== Records for this exercise

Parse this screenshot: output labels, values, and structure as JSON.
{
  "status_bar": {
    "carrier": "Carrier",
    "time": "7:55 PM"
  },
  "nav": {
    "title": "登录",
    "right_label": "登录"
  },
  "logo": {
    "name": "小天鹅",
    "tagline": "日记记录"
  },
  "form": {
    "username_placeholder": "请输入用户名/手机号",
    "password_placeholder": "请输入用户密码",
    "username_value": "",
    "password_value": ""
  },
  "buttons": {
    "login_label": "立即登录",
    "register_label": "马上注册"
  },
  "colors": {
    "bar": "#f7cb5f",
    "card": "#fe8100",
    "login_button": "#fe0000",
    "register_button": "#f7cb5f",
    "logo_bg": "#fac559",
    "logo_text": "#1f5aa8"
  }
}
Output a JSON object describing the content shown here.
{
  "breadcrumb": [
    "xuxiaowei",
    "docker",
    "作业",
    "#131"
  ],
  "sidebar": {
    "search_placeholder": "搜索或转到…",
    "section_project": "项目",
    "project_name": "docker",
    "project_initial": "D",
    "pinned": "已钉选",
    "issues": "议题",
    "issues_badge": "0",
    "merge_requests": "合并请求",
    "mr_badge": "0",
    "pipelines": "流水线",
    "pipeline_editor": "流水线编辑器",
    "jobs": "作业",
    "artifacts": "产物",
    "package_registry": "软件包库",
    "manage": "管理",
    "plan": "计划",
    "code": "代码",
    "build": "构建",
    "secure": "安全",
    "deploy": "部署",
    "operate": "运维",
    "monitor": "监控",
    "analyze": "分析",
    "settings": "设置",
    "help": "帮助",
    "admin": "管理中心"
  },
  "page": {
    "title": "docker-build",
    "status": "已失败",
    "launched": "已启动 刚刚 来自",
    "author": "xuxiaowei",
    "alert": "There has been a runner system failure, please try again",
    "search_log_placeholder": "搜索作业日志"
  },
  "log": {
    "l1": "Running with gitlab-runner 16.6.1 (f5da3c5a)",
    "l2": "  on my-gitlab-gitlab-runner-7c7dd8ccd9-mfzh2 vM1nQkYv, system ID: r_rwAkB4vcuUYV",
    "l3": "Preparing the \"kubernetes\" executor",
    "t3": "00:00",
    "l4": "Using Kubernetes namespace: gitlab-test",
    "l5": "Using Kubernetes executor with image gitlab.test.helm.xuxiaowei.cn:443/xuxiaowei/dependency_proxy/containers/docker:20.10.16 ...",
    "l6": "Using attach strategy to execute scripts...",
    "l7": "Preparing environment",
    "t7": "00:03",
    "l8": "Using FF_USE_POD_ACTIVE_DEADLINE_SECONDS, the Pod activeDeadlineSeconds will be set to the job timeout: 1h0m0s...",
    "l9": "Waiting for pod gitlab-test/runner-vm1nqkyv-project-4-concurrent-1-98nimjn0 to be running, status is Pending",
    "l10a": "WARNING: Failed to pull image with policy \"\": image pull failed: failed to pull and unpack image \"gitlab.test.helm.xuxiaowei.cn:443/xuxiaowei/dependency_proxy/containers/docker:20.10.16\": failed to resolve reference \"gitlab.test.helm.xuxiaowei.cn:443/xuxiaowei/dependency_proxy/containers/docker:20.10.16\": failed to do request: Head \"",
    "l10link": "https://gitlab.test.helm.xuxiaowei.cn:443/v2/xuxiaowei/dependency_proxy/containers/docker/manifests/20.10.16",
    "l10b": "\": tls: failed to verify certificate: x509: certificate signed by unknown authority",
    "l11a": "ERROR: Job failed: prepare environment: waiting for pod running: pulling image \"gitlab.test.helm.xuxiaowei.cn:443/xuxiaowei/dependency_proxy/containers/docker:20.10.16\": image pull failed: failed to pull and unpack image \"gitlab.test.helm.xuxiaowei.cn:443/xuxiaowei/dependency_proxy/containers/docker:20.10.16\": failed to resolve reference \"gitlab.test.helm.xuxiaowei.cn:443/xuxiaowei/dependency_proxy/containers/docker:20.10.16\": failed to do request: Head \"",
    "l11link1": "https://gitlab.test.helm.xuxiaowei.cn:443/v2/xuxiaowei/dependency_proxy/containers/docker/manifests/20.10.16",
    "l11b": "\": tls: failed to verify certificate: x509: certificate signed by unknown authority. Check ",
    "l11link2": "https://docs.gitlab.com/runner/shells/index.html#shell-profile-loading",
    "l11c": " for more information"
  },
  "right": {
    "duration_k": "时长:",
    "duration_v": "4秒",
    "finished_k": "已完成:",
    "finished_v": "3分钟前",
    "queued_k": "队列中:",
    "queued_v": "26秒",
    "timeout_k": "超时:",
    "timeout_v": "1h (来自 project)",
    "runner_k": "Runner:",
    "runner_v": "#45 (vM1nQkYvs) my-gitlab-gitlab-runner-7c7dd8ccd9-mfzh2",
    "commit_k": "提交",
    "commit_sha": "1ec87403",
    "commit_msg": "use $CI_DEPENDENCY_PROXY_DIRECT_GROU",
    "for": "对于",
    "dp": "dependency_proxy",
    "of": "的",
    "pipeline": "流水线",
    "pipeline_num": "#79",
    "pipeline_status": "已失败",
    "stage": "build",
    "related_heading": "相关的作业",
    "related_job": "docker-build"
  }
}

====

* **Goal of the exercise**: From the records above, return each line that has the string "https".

* **Result for this exercise**:
    "l10link": "https://gitlab.test.helm.xuxiaowei.cn:443/v2/xuxiaowei/dependency_proxy/containers/docker/manifests/20.10.16",
    "l11link1": "https://gitlab.test.helm.xuxiaowei.cn:443/v2/xuxiaowei/dependency_proxy/containers/docker/manifests/20.10.16",
    "l11link2": "https://docs.gitlab.com/runner/shells/index.html#shell-profile-loading",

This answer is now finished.